“Taco Bell is being unfair,” said Aramie Bloom a 23-year-old business major at the University of Louisville, who was carrying a sign that said, “One More Penny.”
“They’re not taking responsibility for who is providing their product and we just want to ask them to change. They have a responsibility socially to these workers and to their families and that’s why we’re here.”
According to the Presbyterian News Service, the Presbyterian Center was chosen as the starting point of the march because the PCUSA has been a strong supporter of the CIW during its nearly three-year-long national boycott.
The Rev. Marian McClure, director of the PC(USA)’s Worldwide Ministries Division, said that the farm workers’ situation exemplifies a Biblical vision: “It is a vision in which everyone has enough and in which no one is exploited,” she said. “So we thank you for reminding us of that vision, a vision in which Jesus told us that the way we treat each other is the way we treat him.”
McClure also spoke out to the Yum! Brands staff.
“What would really be yummy,” she said, “would be a meal to celebrate that Yum! has agreed to come to the table with the Coalition of Immokalee Workers,” she said, referring to the Louisville-based company that also owns KFC, Pizza Hut, A&W and Long John Silver’s. “That Yum! has agreed to ... sit down and work out a more just living for the tomato workers and everyone who is part of the coalition.”
Farm worker Lucas Benitez called the PC(USA) “a pillar of support” for the workers.
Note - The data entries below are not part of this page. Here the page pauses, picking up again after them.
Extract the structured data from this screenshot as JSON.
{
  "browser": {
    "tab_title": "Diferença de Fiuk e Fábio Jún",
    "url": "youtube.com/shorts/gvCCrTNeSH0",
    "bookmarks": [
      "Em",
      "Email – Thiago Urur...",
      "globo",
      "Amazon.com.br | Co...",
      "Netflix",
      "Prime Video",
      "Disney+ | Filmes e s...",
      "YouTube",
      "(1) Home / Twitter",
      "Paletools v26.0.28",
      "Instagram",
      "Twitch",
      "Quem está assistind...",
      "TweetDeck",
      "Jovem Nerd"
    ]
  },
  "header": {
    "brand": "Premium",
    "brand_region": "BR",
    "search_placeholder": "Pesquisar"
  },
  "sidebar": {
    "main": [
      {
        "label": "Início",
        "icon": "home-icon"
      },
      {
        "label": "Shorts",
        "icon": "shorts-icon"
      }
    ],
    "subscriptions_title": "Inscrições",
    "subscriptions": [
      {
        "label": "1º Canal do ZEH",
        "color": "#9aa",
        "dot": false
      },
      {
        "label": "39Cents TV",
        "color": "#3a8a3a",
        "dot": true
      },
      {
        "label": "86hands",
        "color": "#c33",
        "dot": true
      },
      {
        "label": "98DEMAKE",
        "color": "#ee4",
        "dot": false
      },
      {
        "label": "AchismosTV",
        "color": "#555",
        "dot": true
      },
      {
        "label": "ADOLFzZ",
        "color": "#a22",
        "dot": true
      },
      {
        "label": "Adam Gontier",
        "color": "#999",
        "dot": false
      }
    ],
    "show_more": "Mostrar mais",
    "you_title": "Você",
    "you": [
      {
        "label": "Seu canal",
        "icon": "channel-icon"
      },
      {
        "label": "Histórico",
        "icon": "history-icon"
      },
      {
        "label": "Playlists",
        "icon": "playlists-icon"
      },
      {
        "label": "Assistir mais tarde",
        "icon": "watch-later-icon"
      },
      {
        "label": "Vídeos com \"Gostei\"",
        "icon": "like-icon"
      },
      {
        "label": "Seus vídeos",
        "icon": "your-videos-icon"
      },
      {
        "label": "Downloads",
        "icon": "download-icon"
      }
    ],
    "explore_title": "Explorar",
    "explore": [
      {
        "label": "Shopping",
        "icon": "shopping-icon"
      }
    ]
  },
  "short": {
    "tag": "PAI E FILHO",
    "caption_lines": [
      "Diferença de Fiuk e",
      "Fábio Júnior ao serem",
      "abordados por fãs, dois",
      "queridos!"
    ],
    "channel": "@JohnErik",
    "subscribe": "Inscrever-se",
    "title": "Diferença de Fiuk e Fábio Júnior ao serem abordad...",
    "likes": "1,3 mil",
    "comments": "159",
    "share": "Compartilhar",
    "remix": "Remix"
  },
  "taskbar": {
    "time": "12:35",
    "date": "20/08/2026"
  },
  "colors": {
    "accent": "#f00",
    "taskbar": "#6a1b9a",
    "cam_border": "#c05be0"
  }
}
“It’s time for us as farm workers to stop being second-class citizens,” the farm worker said before the march began. “It’s time for us as farm workers to be seen as first-class citizens who put the food that we eat on the tables of this nation. Today we are going to Yum! Brands, not to ask, but to demand what belongs to us. To have a place at this table.”
Eighteen-year-old David Wigger, a high school senior and member of Crescent Hill Presbyterian Church in Louisville, said it was hearing about the workers’ sub-poverty wages and poor working conditions that prompted him to join in the daylong event. “I feel that I should try to do something, even if it’s something small, to help them out,” he said.
Demonstrators, including Wigger, carried signs that said, “One More Penny”, “Taco Bell Exploits Farm Workers” and “Stop Sweat Shops Now!” Other demonstrators chanted “Boycott Taco Bell” and “End Slavery Now.” Many of them wore buttons that displayed a line slashed through a picture of the small Chihuahua used in Taco Bell’s television ads.
For more information about the boycott, visit the Web sites of the workers’ coalition, the PC(USA) and the National Farm Worker Ministry.